Published March 24, 2018, 4:59 PM

by Francine Ciasico

By Czarina Nicole Ong

Former Iloilo Rep. Augusto Syjuco Jr. has filed a petition for certiorari before the Supreme Court regarding his graft and malversation charges before the Sandiganbayan Fifth Division.

Augusto Syjuco Jr. (Michael Varcas / MANILA BULLETIN FILE PHOTO)
Augusto Syjuco Jr. (Michael Varcas / MANILA BULLETIN FILE PHOTO)

Syjuco was earlier slapped with two violations of Section 3(e)of the Anti-Graft and Corrupt Practices Act as well as a single violation of Article 217 of the Revised Penal Code for endorsing Tagipusuon to implement his social, economic and health services program in the second district of Iloilo.

He was accused together with Department of Agriculture regional executive director Eduardo Lecciones Jr., Tagipusuon Foundation Inc. managing director Mylene Villanueva, and Ilonggo Chickboy Corporation president Antonio Roxas by assistant special prosecutor III Lalaine Benitez.

In the charge sheets filed against them, Syjuco and Lecciones were faulted for conspiring with Villanueva and Rojas on March 25, 2000. Lecciones represented the DA and entered into a memorandum of agreement with Tagipusuon in exchange of public funds worth P4,300,000. He got into this arrangement even if the said NGO has not complied with the Commission on Audit’s requirements.

Syjuco then used the said public funds to finance the Chickboy Corporation, therefore causing undue injury to the government.

The Fifth Division has decided to proceed to trial regarding Syjuco’s case as it denied his motion to dismiss twice — first on September 13, 2017 and next on December 15.

Syjuco said this was “grave abuse of discretion amounting to lack or excess of jurisdiction” on the part of the Fifth Division, since he cited the Office of the Ombudsman’s violation of his right to speedy disposition of case.

He faulted the Fifth Division for coming up “with all sorts of “justifications” not to dismiss his charges and even reasoned that the delay incurred is not really vexatious, capricious and oppressive.

“The facts are what they are.
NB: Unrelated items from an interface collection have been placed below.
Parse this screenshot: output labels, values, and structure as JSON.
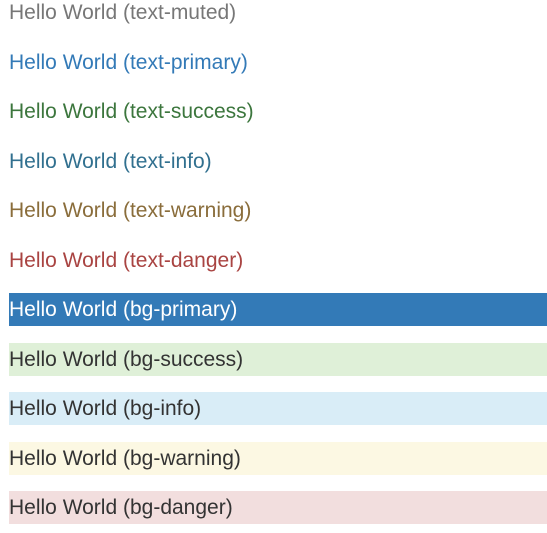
{
  "text_rows": {
    "muted": "Hello World (text-muted)",
    "primary": "Hello World (text-primary)",
    "success": "Hello World (text-success)",
    "info": "Hello World (text-info)",
    "warning": "Hello World (text-warning)",
    "danger": "Hello World (text-danger)"
  },
  "bg_rows": {
    "primary": "Hello World (bg-primary)",
    "success": "Hello World (bg-success)",
    "info": "Hello World (bg-info)",
    "warning": "Hello World (bg-warning)",
    "danger": "Hello World (bg-danger)"
  },
  "colors": {
    "text_muted": "#777777",
    "text_primary": "#337ab7",
    "text_success": "#3c763d",
    "text_info": "#31708f",
    "text_warning": "#8a6d3b",
    "text_danger": "#a94442",
    "bg_primary": "#337ab7",
    "bg_success": "#dff0d8",
    "bg_info": "#d9edf7",
    "bg_warning": "#fcf8e3",
    "bg_danger": "#f2dede"
  }
}
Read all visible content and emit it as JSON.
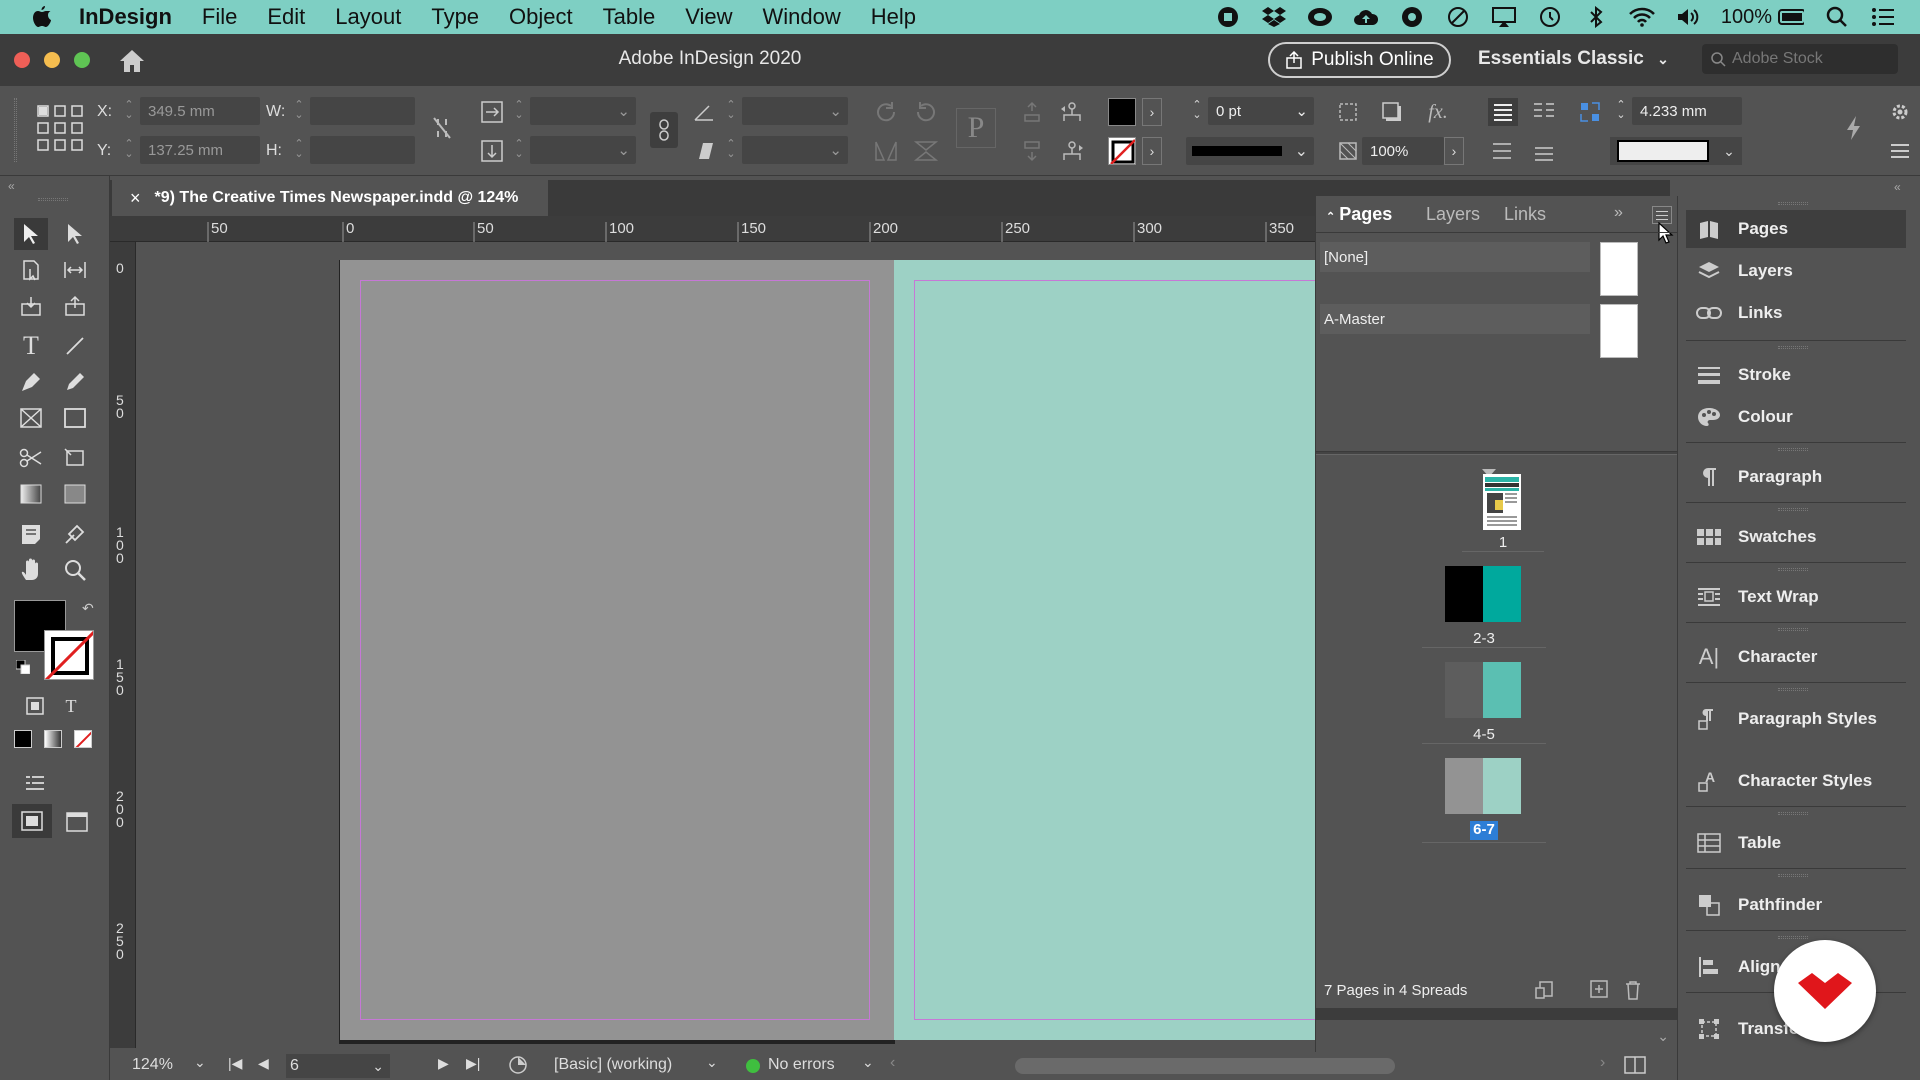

Eleven years is eleven years,” Syjuco wrote in his petition. “No matter how the Sandiganbayan tried to justify the nondismissal of the cases, the stubborn fact is that by any standard, eleven years of fact-finding and preliminary investigations amount to inordinate delay.”

He added that he was undoubtedly prejudiced by inordinate delay, since he faced “oppression” due to the charges. What’s worse, the time the crime was allegedly committed was way back in January 2000 — “18 long years ago!”

“On balance, the scales should tilt in favor of petitioner Syjuco, who did not cause the delay in the resolution of his cases. He respectfully submits that he should not be penalized for the slow action of the Ombudsman,” his petition further read.

He hopes that the SC would issue a temporary restraining order in his case “to prevent serious damage,” and he even expressed willingness to file a bond, in whatever amount the SC would choose, to answer for any damages that might be incurred by the Sandiganbayan.

Syjuco prays for the reversal of the two Sandiganbayan resolutions that denied his motion to dismiss and motion for reconsideration.

His other graft charge was already dismissed by the Sandiganbayan First Division due to the violation of his right to speedy disposition of case. He was accused of violating Section 3(e) of Repubic Act 3019, also known as the Anti-Graft and Corrupt Practices Act when he gave unwarranted benefits to the Tawo Kag Duta sa Kauswagan Cooperative on May 12, 2004.

The First Division sided with Syjuco and dismissed his charge since it took the Office of the Ombudsman more than 11 years just to complete the preliminary investigation and file the Information against him.